Stored dataset items:
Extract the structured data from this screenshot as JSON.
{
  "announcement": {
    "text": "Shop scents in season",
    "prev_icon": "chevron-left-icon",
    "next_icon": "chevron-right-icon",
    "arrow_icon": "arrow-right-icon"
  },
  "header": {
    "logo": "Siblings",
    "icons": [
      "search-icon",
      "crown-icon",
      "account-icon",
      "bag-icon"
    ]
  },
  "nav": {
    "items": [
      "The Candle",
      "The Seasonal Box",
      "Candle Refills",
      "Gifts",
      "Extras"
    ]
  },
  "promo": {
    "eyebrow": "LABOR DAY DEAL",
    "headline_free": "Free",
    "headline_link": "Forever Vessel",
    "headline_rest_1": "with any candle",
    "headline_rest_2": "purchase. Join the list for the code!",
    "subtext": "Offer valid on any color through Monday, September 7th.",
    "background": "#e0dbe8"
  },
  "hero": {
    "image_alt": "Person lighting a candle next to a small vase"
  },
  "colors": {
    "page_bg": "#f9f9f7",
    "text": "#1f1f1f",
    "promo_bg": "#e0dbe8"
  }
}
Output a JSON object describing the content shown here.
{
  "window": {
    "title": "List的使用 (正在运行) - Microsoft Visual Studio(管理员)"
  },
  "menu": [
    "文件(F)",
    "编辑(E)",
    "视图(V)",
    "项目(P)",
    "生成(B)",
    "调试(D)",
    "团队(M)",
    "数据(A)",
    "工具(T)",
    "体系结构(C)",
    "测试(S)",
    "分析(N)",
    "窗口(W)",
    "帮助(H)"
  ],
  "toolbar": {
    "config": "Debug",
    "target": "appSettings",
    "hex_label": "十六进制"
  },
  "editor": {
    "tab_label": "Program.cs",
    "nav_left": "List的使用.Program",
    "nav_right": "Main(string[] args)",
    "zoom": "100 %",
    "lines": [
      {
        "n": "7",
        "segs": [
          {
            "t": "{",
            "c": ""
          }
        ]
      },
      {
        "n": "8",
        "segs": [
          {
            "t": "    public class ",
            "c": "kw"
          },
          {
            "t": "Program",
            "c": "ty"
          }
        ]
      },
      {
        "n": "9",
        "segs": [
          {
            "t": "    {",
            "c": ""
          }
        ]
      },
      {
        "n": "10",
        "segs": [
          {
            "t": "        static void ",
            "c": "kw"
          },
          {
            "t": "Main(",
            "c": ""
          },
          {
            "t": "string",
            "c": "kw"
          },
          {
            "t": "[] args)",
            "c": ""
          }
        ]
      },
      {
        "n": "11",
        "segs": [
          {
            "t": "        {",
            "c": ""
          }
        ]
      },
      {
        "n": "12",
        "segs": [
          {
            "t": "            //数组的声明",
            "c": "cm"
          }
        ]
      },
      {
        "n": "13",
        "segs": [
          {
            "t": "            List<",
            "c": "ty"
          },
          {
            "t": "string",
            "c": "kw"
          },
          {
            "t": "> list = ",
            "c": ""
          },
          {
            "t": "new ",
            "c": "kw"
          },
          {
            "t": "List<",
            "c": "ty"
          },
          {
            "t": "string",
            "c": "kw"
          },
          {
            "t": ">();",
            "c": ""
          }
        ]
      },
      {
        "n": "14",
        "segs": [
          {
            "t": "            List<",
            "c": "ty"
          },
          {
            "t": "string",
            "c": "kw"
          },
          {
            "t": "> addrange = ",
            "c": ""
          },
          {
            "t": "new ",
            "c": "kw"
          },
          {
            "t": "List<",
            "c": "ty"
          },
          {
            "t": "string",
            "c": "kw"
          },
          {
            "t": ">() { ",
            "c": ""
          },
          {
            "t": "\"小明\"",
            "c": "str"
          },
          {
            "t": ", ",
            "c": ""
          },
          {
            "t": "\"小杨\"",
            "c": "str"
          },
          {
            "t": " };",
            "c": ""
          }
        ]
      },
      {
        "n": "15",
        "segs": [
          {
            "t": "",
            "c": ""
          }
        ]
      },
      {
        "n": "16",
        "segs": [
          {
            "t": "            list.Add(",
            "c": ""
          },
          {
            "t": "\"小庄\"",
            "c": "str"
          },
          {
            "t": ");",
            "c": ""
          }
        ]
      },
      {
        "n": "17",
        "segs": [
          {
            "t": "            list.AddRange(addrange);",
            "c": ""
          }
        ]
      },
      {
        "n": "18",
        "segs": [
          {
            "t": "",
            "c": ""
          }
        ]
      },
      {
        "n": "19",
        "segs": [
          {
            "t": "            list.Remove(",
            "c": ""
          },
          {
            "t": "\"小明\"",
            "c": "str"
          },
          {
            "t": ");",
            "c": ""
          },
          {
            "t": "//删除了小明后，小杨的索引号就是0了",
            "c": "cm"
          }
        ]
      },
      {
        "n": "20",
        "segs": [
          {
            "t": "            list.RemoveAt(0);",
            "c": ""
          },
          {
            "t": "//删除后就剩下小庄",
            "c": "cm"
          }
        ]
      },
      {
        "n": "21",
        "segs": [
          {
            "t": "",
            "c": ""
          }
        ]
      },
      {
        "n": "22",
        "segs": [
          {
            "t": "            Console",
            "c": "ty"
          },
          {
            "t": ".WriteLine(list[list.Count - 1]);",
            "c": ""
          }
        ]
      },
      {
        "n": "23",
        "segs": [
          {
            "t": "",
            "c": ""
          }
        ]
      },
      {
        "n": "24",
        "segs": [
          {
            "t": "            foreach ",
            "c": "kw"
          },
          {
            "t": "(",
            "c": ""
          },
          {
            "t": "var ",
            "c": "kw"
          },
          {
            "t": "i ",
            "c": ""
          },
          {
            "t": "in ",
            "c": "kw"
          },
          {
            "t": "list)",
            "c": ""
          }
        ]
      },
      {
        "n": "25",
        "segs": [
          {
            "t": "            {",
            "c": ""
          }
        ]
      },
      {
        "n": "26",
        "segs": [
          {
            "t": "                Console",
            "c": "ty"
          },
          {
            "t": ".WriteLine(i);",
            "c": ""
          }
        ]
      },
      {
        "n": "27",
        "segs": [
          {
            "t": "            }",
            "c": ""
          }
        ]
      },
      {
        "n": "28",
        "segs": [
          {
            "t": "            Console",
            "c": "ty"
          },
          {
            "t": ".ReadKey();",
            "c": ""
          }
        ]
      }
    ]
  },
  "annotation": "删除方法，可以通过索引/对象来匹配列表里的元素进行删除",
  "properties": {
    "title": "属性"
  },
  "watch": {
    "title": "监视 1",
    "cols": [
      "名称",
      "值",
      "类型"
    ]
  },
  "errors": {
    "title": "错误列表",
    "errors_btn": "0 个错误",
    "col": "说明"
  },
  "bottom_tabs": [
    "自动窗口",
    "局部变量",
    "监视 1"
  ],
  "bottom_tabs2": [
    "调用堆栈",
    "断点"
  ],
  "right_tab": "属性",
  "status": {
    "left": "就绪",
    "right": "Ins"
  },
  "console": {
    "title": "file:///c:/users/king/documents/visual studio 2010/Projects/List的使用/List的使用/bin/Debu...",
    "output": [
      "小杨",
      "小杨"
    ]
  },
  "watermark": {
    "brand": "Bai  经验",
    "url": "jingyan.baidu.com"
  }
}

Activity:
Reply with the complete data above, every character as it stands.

Written answer:
Extract the structured data from this screenshot as JSON.
{
  "announcement": {
    "text": "Shop scents in season",
    "prev_icon": "chevron-left-icon",
    "next_icon": "chevron-right-icon",
    "arrow_icon": "arrow-right-icon"
  },
  "header": {
    "logo": "Siblings",
    "icons": [
      "search-icon",
      "crown-icon",
      "account-icon",
      "bag-icon"
    ]
  },
  "nav": {
    "items": [
      "The Candle",
      "The Seasonal Box",
      "Candle Refills",
      "Gifts",
      "Extras"
    ]
  },
  "promo": {
    "eyebrow": "LABOR DAY DEAL",
    "headline_free": "Free",
    "headline_link": "Forever Vessel",
    "headline_rest_1": "with any candle",
    "headline_rest_2": "purchase. Join the list for the code!",
    "subtext": "Offer valid on any color through Monday, September 7th.",
    "background": "#e0dbe8"
  },
  "hero": {
    "image_alt": "Person lighting a candle next to a small vase"
  },
  "colors": {
    "page_bg": "#f9f9f7",
    "text": "#1f1f1f",
    "promo_bg": "#e0dbe8"
  }
}
Output a JSON object describing the content shown here.
{
  "window": {
    "title": "List的使用 (正在运行) - Microsoft Visual Studio(管理员)"
  },
  "menu": [
    "文件(F)",
    "编辑(E)",
    "视图(V)",
    "项目(P)",
    "生成(B)",
    "调试(D)",
    "团队(M)",
    "数据(A)",
    "工具(T)",
    "体系结构(C)",
    "测试(S)",
    "分析(N)",
    "窗口(W)",
    "帮助(H)"
  ],
  "toolbar": {
    "config": "Debug",
    "target": "appSettings",
    "hex_label": "十六进制"
  },
  "editor": {
    "tab_label": "Program.cs",
    "nav_left": "List的使用.Program",
    "nav_right": "Main(string[] args)",
    "zoom": "100 %",
    "lines": [
      {
        "n": "7",
        "segs": [
          {
            "t": "{",
            "c": ""
          }
        ]
      },
      {
        "n": "8",
        "segs": [
          {
            "t": "    public class ",
            "c": "kw"
          },
          {
            "t": "Program",
            "c": "ty"
          }
        ]
      },
      {
        "n": "9",
        "segs": [
          {
            "t": "    {",
            "c": ""
          }
        ]
      },
      {
        "n": "10",
        "segs": [
          {
            "t": "        static void ",
            "c": "kw"
          },
          {
            "t": "Main(",
            "c": ""
          },
          {
            "t": "string",
            "c": "kw"
          },
          {
            "t": "[] args)",
            "c": ""
          }
        ]
      },
      {
        "n": "11",
        "segs": [
          {
            "t": "        {",
            "c": ""
          }
        ]
      },
      {
        "n": "12",
        "segs": [
          {
            "t": "            //数组的声明",
            "c": "cm"
          }
        ]
      },
      {
        "n": "13",
        "segs": [
          {
            "t": "            List<",
            "c": "ty"
          },
          {
            "t": "string",
            "c": "kw"
          },
          {
            "t": "> list = ",
            "c": ""
          },
          {
            "t": "new ",
            "c": "kw"
          },
          {
            "t": "List<",
            "c": "ty"
          },
          {
            "t": "string",
            "c": "kw"
          },
          {
            "t": ">();",
            "c": ""
          }
        ]
      },
      {
        "n": "14",
        "segs": [
          {
            "t": "            List<",
            "c": "ty"
          },
          {
            "t": "string",
            "c": "kw"
          },
          {
            "t": "> addrange = ",
            "c": ""
          },
          {
            "t": "new ",
            "c": "kw"
          },
          {
            "t": "List<",
            "c": "ty"
          },
          {
            "t": "string",
            "c": "kw"
          },
          {
            "t": ">() { ",
            "c": ""
          },
          {
            "t": "\"小明\"",
            "c": "str"
          },
          {
            "t": ", ",
            "c": ""
          },
          {
            "t": "\"小杨\"",
            "c": "str"
          },
          {
            "t": " };",
            "c": ""
          }
        ]
      },
      {
        "n": "15",
        "segs": [
          {
            "t": "",
            "c": ""
          }
        ]
      },
      {
        "n": "16",
        "segs": [
          {
            "t": "            list.Add(",
            "c": ""
          },
          {
            "t": "\"小庄\"",
            "c": "str"
          },
          {
            "t": ");",
            "c": ""
          }
        ]
      },
      {
        "n": "17",
        "segs": [
          {
            "t": "            list.AddRange(addrange);",
            "c": ""
          }
        ]
      },
      {
        "n": "18",
        "segs": [
          {
            "t": "",
            "c": ""
          }
        ]
      },
      {
        "n": "19",
        "segs": [
          {
            "t": "            list.Remove(",
            "c": ""
          },
          {
            "t": "\"小明\"",
            "c": "str"
          },
          {
            "t": ");",
            "c": ""
          },
          {
            "t": "//删除了小明后，小杨的索引号就是0了",
            "c": "cm"
          }
        ]
      },
      {
        "n": "20",
        "segs": [
          {
            "t": "            list.RemoveAt(0);",
            "c": ""
          },
          {
            "t": "//删除后就剩下小庄",
            "c": "cm"
          }
        ]
      },
      {
        "n": "21",
        "segs": [
          {
            "t": "",
            "c": ""
          }
        ]
      },
      {
        "n": "22",
        "segs": [
          {
            "t": "            Console",
            "c": "ty"
          },
          {
            "t": ".WriteLine(list[list.Count - 1]);",
            "c": ""
          }
        ]
      },
      {
        "n": "23",
        "segs": [
          {
            "t": "",
            "c": ""
          }
        ]
      },
      {
        "n": "24",
        "segs": [
          {
            "t": "            foreach ",
            "c": "kw"
          },
          {
            "t": "(",
            "c": ""
          },
          {
            "t": "var ",
            "c": "kw"
          },
          {
            "t": "i ",
            "c": ""
          },
          {
            "t": "in ",
            "c": "kw"
          },
          {
            "t": "list)",
            "c": ""
          }
        ]
      },
      {
        "n": "25",
        "segs": [
          {
            "t": "            {",
            "c": ""
          }
        ]
      },
      {
        "n": "26",
        "segs": [
          {
            "t": "                Console",
            "c": "ty"
          },
          {
            "t": ".WriteLine(i);",
            "c": ""
          }
        ]
      },
      {
        "n": "27",
        "segs": [
          {
            "t": "            }",
            "c": ""
          }
        ]
      },
      {
        "n": "28",
        "segs": [
          {
            "t": "            Console",
            "c": "ty"
          },
          {
            "t": ".ReadKey();",
            "c": ""
          }
        ]
      }
    ]
  },
  "annotation": "删除方法，可以通过索引/对象来匹配列表里的元素进行删除",
  "properties": {
    "title": "属性"
  },
  "watch": {
    "title": "监视 1",
    "cols": [
      "名称",
      "值",
      "类型"
    ]
  },
  "errors": {
    "title": "错误列表",
    "errors_btn": "0 个错误",
    "col": "说明"
  },
  "bottom_tabs": [
    "自动窗口",
    "局部变量",
    "监视 1"
  ],
  "bottom_tabs2": [
    "调用堆栈",
    "断点"
  ],
  "right_tab": "属性",
  "status": {
    "left": "就绪",
    "right": "Ins"
  },
  "console": {
    "title": "file:///c:/users/king/documents/visual studio 2010/Projects/List的使用/List的使用/bin/Debu...",
    "output": [
      "小杨",
      "小杨"
    ]
  },
  "watermark": {
    "brand": "Bai  经验",
    "url": "jingyan.baidu.com"
  }
}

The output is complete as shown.